Assigned task: Check every line of the data for the word "chevron", and copy those that have it.

(Items from a data source)
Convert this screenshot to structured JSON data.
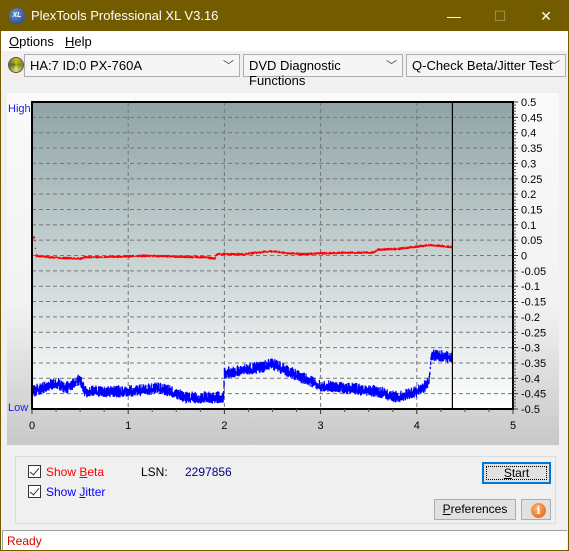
{
  "window": {
    "title": "PlexTools Professional XL V3.16",
    "icon": "xl-app-icon",
    "icon_text": "XL",
    "controls": {
      "minimize": "—",
      "maximize": "☐",
      "close": "✕"
    }
  },
  "menu": {
    "items": [
      {
        "label": "Options",
        "accel": "O",
        "rest": "ptions"
      },
      {
        "label": "Help",
        "accel": "H",
        "rest": "elp"
      }
    ]
  },
  "toolbar": {
    "drive_select": "HA:7 ID:0  PX-760A",
    "function_select": "DVD Diagnostic Functions",
    "test_select": "Q-Check Beta/Jitter Test",
    "chevron": "﹀"
  },
  "chart_data": {
    "type": "line",
    "title": "",
    "xlabel": "",
    "ylabel": "",
    "left_axis_labels": {
      "top": "High",
      "bottom": "Low"
    },
    "x_ticks": [
      "0",
      "1",
      "2",
      "3",
      "4",
      "5"
    ],
    "xlim": [
      0,
      5
    ],
    "ylim": [
      -0.5,
      0.5
    ],
    "y_ticks": [
      "0.5",
      "0.45",
      "0.4",
      "0.35",
      "0.3",
      "0.25",
      "0.2",
      "0.15",
      "0.1",
      "0.05",
      "0",
      "-0.05",
      "-0.1",
      "-0.15",
      "-0.2",
      "-0.25",
      "-0.3",
      "-0.35",
      "-0.4",
      "-0.45",
      "-0.5"
    ],
    "grid": true,
    "cursor_x": 4.37,
    "colors": {
      "beta": "#ff0000",
      "jitter": "#0000ff",
      "plot_top": "#8fa4a6",
      "plot_bottom": "#ffffff"
    },
    "series": [
      {
        "name": "Beta",
        "noise": 0.006,
        "x": [
          0,
          0.03,
          0.04,
          0.2,
          0.5,
          0.55,
          0.9,
          1.2,
          1.5,
          1.8,
          1.9,
          1.92,
          2.2,
          2.4,
          2.5,
          2.6,
          2.8,
          3.0,
          3.3,
          3.55,
          3.6,
          3.8,
          4.0,
          4.15,
          4.37
        ],
        "values": [
          0.06,
          0.06,
          0.0,
          -0.005,
          -0.01,
          -0.005,
          -0.003,
          0.0,
          -0.003,
          -0.005,
          -0.01,
          0.005,
          0.005,
          0.012,
          0.015,
          0.01,
          0.005,
          0.008,
          0.01,
          0.01,
          0.02,
          0.022,
          0.03,
          0.035,
          0.028
        ]
      },
      {
        "name": "Jitter",
        "noise": 0.025,
        "x": [
          0,
          0.1,
          0.25,
          0.35,
          0.5,
          0.55,
          0.7,
          1.0,
          1.3,
          1.45,
          1.6,
          1.99,
          2.0,
          2.2,
          2.4,
          2.5,
          2.7,
          3.0,
          3.3,
          3.6,
          3.8,
          4.0,
          4.1,
          4.13,
          4.15,
          4.37
        ],
        "values": [
          -0.44,
          -0.43,
          -0.41,
          -0.43,
          -0.4,
          -0.44,
          -0.44,
          -0.44,
          -0.43,
          -0.44,
          -0.46,
          -0.46,
          -0.38,
          -0.37,
          -0.36,
          -0.35,
          -0.38,
          -0.42,
          -0.43,
          -0.44,
          -0.46,
          -0.44,
          -0.42,
          -0.4,
          -0.32,
          -0.33
        ]
      }
    ]
  },
  "options": {
    "show_beta": {
      "label_pre": "Show ",
      "accel": "B",
      "label_post": "eta",
      "checked": true,
      "color": "#ff0000"
    },
    "show_jitter": {
      "label_pre": "Show ",
      "accel": "J",
      "label_post": "itter",
      "checked": true,
      "color": "#0000ff"
    },
    "lsn_label": "LSN:",
    "lsn_value": "2297856"
  },
  "buttons": {
    "start": {
      "accel": "S",
      "rest": "tart"
    },
    "preferences": {
      "accel": "P",
      "rest": "references"
    },
    "info": "i"
  },
  "status": {
    "text": "Ready"
  }
}
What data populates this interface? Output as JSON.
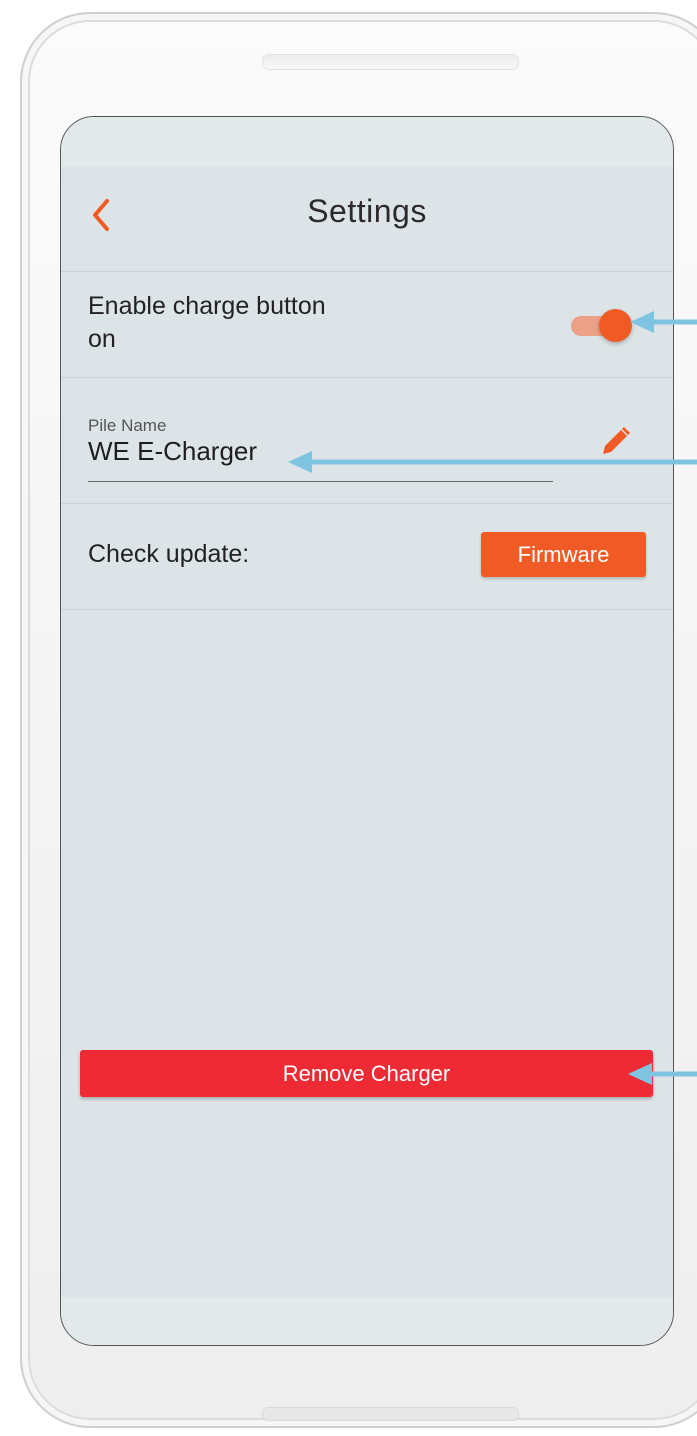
{
  "header": {
    "title": "Settings",
    "back_icon": "chevron-left-icon"
  },
  "toggle_row": {
    "label": "Enable charge button on",
    "enabled": true
  },
  "pile_name": {
    "label": "Pile Name",
    "value": "WE E-Charger",
    "edit_icon": "pencil-icon"
  },
  "update_row": {
    "label": "Check update:",
    "button_label": "Firmware"
  },
  "remove_button": {
    "label": "Remove Charger"
  },
  "colors": {
    "accent": "#f05a24",
    "danger": "#ee2a34",
    "annotation_arrow": "#7ec4e0",
    "screen_bg": "#dde4e7"
  }
}
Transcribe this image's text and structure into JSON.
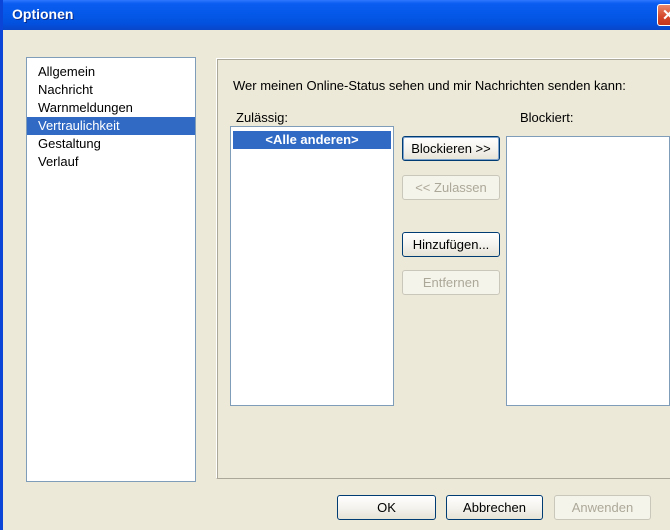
{
  "window": {
    "title": "Optionen"
  },
  "nav": {
    "items": [
      {
        "label": "Allgemein"
      },
      {
        "label": "Nachricht"
      },
      {
        "label": "Warnmeldungen"
      },
      {
        "label": "Vertraulichkeit",
        "selected": true
      },
      {
        "label": "Gestaltung"
      },
      {
        "label": "Verlauf"
      }
    ]
  },
  "privacy": {
    "description": "Wer meinen Online-Status sehen und mir Nachrichten senden kann:",
    "allowed_label": "Zulässig:",
    "blocked_label": "Blockiert:",
    "allowed_items": [
      "<Alle anderen>"
    ],
    "blocked_items": [],
    "block_button": "Blockieren >>",
    "allow_button": "<< Zulassen",
    "add_button": "Hinzufügen...",
    "remove_button": "Entfernen"
  },
  "footer": {
    "ok": "OK",
    "cancel": "Abbrechen",
    "apply": "Anwenden"
  },
  "colors": {
    "titlebar": "#0458e8",
    "selection": "#316ac5",
    "dialog_bg": "#ece9d8"
  }
}
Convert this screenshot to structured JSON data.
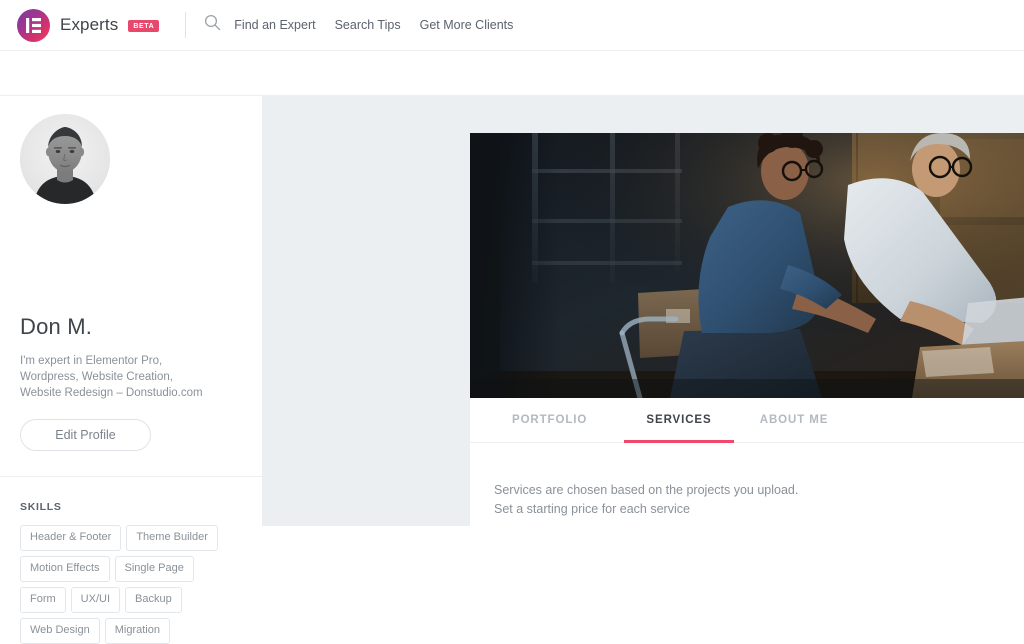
{
  "topbar": {
    "brand_name": "Experts",
    "beta_label": "BETA",
    "logo_icon": "elementor-logo-icon",
    "search_icon": "search-icon",
    "links": [
      {
        "label": "Find an Expert"
      },
      {
        "label": "Search Tips"
      },
      {
        "label": "Get More Clients"
      }
    ],
    "accent_color": "#e8486b",
    "logo_gradient_from": "#7a3f9d",
    "logo_gradient_to": "#e8476b"
  },
  "sidebar": {
    "avatar_alt": "user-avatar",
    "name": "Don M.",
    "bio": "I'm expert in Elementor Pro, Wordpress, Website Creation, Website Redesign – Donstudio.com",
    "edit_profile_label": "Edit Profile",
    "skills_title": "SKILLS",
    "skills": [
      {
        "label": "Header & Footer"
      },
      {
        "label": "Theme Builder"
      },
      {
        "label": "Motion Effects"
      },
      {
        "label": "Single Page"
      },
      {
        "label": "Form"
      },
      {
        "label": "UX/UI"
      },
      {
        "label": "Backup"
      },
      {
        "label": "Web Design"
      },
      {
        "label": "Migration"
      }
    ]
  },
  "content": {
    "cover_alt": "cover-photo-two-people-packing-boxes",
    "tabs": [
      {
        "label": "PORTFOLIO",
        "active": false
      },
      {
        "label": "SERVICES",
        "active": true
      },
      {
        "label": "ABOUT ME",
        "active": false
      }
    ],
    "active_tab_underline_color": "#f0496b",
    "services_line_1": "Services are chosen based on the projects you upload.",
    "services_line_2": "Set a starting price for each service"
  }
}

Finished task:
    "chevron": "﹀"
    "back_icon": "chevron-left-icon"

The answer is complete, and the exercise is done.